* What you need to do *
Below are the records; copy each line in which "date" can be found.

* Data for this exercise *
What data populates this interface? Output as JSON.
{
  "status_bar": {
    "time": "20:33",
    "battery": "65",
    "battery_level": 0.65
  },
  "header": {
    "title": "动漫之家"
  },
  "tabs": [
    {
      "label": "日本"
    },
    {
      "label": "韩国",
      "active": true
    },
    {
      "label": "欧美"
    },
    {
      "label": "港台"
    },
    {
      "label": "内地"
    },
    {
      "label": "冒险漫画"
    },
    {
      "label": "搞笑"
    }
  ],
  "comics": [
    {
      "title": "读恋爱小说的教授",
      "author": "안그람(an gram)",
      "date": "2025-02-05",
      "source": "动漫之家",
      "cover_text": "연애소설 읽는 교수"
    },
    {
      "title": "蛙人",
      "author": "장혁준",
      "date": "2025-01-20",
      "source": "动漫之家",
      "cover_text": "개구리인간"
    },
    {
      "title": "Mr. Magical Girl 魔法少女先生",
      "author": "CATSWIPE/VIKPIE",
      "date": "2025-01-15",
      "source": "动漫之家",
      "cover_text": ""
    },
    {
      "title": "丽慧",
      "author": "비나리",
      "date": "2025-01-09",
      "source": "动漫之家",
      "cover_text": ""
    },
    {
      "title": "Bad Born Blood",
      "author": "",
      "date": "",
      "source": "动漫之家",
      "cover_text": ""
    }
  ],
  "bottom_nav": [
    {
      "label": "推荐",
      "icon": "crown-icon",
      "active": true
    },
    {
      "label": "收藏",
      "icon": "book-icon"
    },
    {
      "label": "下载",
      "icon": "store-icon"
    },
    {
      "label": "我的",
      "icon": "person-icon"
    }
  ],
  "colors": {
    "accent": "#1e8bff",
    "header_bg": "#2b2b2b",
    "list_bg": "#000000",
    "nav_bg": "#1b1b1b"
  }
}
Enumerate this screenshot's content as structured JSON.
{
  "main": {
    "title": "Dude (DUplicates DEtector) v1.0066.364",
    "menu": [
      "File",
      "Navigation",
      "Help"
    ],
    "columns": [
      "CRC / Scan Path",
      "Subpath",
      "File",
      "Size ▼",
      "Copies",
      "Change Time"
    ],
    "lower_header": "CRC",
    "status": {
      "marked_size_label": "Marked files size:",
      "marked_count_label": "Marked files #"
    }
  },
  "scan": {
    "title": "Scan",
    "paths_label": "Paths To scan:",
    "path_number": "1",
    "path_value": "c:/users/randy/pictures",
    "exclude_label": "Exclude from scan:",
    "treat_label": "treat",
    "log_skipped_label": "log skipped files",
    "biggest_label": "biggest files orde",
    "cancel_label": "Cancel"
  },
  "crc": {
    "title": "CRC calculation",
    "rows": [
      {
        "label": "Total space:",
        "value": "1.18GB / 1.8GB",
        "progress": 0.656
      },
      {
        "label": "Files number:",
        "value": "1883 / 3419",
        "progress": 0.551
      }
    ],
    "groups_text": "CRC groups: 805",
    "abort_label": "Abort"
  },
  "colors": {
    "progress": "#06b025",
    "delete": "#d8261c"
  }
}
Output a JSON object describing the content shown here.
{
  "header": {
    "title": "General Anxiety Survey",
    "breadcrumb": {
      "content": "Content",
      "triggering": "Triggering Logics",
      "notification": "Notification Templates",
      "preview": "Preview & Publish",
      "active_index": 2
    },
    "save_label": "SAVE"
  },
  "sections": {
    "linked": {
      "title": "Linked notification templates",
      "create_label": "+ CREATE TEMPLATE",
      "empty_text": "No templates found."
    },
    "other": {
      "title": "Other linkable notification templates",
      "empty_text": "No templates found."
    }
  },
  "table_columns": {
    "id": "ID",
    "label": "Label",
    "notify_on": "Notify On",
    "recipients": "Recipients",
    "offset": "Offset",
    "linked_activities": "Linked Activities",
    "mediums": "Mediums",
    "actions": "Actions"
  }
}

* Task output *
      "date": "2025-02-05",
      "date": "2025-01-20",
      "date": "2025-01-15",
      "date": "2025-01-09",
      "date": "",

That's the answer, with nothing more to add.